### TASK OBJECTIVE
Without adding or dropping anything, copy the entries below.

App and web page records
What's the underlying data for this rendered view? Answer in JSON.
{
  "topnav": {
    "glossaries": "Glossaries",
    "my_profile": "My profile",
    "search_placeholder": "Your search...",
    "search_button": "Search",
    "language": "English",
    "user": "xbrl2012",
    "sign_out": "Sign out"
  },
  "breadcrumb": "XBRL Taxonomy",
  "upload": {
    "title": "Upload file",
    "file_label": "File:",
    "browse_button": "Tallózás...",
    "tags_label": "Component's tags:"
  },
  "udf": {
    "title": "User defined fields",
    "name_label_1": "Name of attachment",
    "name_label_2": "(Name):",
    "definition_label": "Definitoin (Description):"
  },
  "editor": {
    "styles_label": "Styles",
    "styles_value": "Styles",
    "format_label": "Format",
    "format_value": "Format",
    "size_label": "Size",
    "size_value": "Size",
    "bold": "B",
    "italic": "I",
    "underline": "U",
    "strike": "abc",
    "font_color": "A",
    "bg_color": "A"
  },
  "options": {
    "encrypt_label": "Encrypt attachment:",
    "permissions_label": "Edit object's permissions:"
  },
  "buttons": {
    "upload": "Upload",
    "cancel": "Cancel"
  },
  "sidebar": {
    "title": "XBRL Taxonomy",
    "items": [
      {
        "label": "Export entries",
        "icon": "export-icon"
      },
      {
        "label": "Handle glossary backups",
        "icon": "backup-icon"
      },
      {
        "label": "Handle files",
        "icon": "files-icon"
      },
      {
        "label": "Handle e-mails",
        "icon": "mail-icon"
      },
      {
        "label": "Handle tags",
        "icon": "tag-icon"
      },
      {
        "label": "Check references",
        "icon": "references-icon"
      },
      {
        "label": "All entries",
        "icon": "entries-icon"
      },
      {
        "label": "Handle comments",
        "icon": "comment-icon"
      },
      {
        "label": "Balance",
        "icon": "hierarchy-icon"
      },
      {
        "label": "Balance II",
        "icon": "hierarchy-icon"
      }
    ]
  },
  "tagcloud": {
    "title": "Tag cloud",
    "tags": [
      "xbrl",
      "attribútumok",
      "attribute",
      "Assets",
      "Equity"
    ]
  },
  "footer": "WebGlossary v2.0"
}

### THE COMPLETED TASK
What's the underlying data for this rendered view? Answer in JSON.
{
  "topnav": {
    "glossaries": "Glossaries",
    "my_profile": "My profile",
    "search_placeholder": "Your search...",
    "search_button": "Search",
    "language": "English",
    "user": "xbrl2012",
    "sign_out": "Sign out"
  },
  "breadcrumb": "XBRL Taxonomy",
  "upload": {
    "title": "Upload file",
    "file_label": "File:",
    "browse_button": "Tallózás...",
    "tags_label": "Component's tags:"
  },
  "udf": {
    "title": "User defined fields",
    "name_label_1": "Name of attachment",
    "name_label_2": "(Name):",
    "definition_label": "Definitoin (Description):"
  },
  "editor": {
    "styles_label": "Styles",
    "styles_value": "Styles",
    "format_label": "Format",
    "format_value": "Format",
    "size_label": "Size",
    "size_value": "Size",
    "bold": "B",
    "italic": "I",
    "underline": "U",
    "strike": "abc",
    "font_color": "A",
    "bg_color": "A"
  },
  "options": {
    "encrypt_label": "Encrypt attachment:",
    "permissions_label": "Edit object's permissions:"
  },
  "buttons": {
    "upload": "Upload",
    "cancel": "Cancel"
  },
  "sidebar": {
    "title": "XBRL Taxonomy",
    "items": [
      {
        "label": "Export entries",
        "icon": "export-icon"
      },
      {
        "label": "Handle glossary backups",
        "icon": "backup-icon"
      },
      {
        "label": "Handle files",
        "icon": "files-icon"
      },
      {
        "label": "Handle e-mails",
        "icon": "mail-icon"
      },
      {
        "label": "Handle tags",
        "icon": "tag-icon"
      },
      {
        "label": "Check references",
        "icon": "references-icon"
      },
      {
        "label": "All entries",
        "icon": "entries-icon"
      },
      {
        "label": "Handle comments",
        "icon": "comment-icon"
      },
      {
        "label": "Balance",
        "icon": "hierarchy-icon"
      },
      {
        "label": "Balance II",
        "icon": "hierarchy-icon"
      }
    ]
  },
  "tagcloud": {
    "title": "Tag cloud",
    "tags": [
      "xbrl",
      "attribútumok",
      "attribute",
      "Assets",
      "Equity"
    ]
  },
  "footer": "WebGlossary v2.0"
}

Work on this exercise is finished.